Wales and the unexpected: there are all kinds of oddities (we mean this kindly) hidden in the hills. Here are a few to be getting on with. You’ll find plenty of others along The Cambrian Way as you go.
When you’re in Snowdonia, all roads lead (eventually) to pretty Betws-y-Coed, the traditional gateway to the mountains. It’s an excellent base-camp for hiking/cycling holidays, with several good treks from the village itself, like the woodland climb to Llyn Elsi, or a riverside stroll to Swallow Falls. Fun fact: Betws-y-Coed is the most misspelt place name in Britain (the local website found 364 different variations of how to spell Betws-y-Coed). We find this both mystifying and highly amusing. In case you were wondering, it means ‘prayer house in the woods’.
The River Mawddach meets the sea at arguably our most spectacular estuary, carving a great sandy gouge in the mountains of Snowdonia. It’s straddled by two resorts, Fairbourne and Barmouth, and linked by a rattley wooden viaduct that trains share with walkers and cyclists. The poet William Wordsworth wrote, ‘With a fine sea view in front, the mountains behind, the glorious estuary running eight miles inland, and Cader Idris within compass of a day’s walk, Barmouth can always hold its own against any rival.’ We have nothing further to add.
The Dyfi Distillery started making gin in 2016, won multiple best-British-gin awards in 2017, and promptly sold out of everything. They only distil in tiny batches, using herbs foraged from a secluded valley that is Wales’ only UNESCO World Biosphere. Your best chance of bagging a bottle is at their distillery, which is part of the Corris Craft Centre community.
National Cycle Museum
Cycling has always been big in Wales. According to top coach Sir Dave Brailsford, it’s because we’ve got plenty of quiet lanes and big hills, which are the cyclist’s favourite habitat. So it’s fitting that Britain’s National Cycle Museum is here in the heart of cycling country at Llandrindod Wells. They’ve got 260+ cycles, from ancient bone-shakers to hi-tech carbon jobbies, and knowledgeable staff to show you what’s what.
Farmers’ Welsh Lavender
The lavender fields near Builth Wells produce the scented oil that goes into the Farmers' range of body care creams, balms, lotions and scrubs. You can visit most days during the summer (it’s very pretty, the views are lush, and cake is on the menu) – but ring ahead first, just to check they’re not out tending to their crops.
Erwood Station Gallery
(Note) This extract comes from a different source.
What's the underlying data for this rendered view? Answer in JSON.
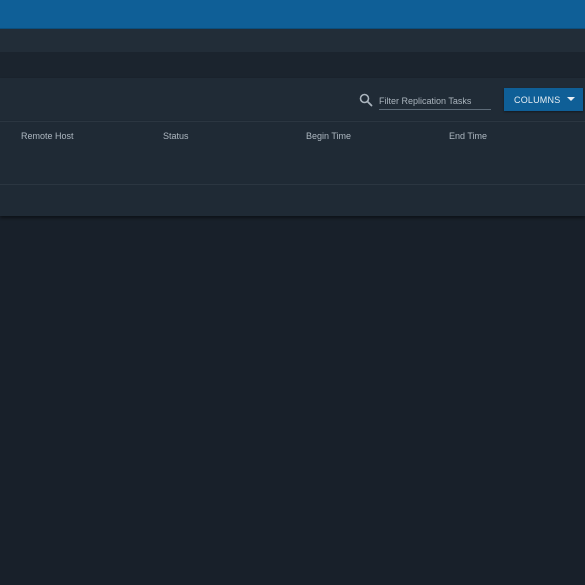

Old railway carriages are the galleries at Erwood Station, which served the Brecon-Builth Wells branch line until its closure in the 1960s. Now it has an eclectic selection of painting, ceramics, sculpture and jewellery. There’s also a self-service café and lovely riverside walks along the River Wye, which flows alongside.
Red kites are one of the big success stories of conservation. While they were extinct almost everywhere in Britain, they survived – just – in remote pockets of the Cothi and Tywi valleys. Nowadays, they’re a common – but never commonplace – sight almost everywhere in Wales. For the best display of all, the daily red kite feedings at Gigrin attract up to 600 of these stunning birds, as well as a supporting cast of buzzards and ravens.
Welsh distilleries were drummed out by non-conformist religious fervour in the 19th century, and have only really sneaked back in the 21st. The leading light is Penderyn, which makes terrific whisky in the foothills of the Brecon Beacons. The visitor centre is open daily.
Rhondda Heritage Park
The Rhondda Valleys (there are two: Fawr and Fach, big and small) form the world’s most famous coal-mining area. There used to be 53 working pits in Rhondda, and this one – the Lewis Merthyr colliery – has been preserved as Rhondda Heritage Park, a living-history museum that vividly recreates the hardships and camaraderie of the Valleys’ mining community. All the guides are proper ex-miners and, in the café, the food is proper Welsh-Italian: there’s been a big ex-pat Italian community here for more than a century.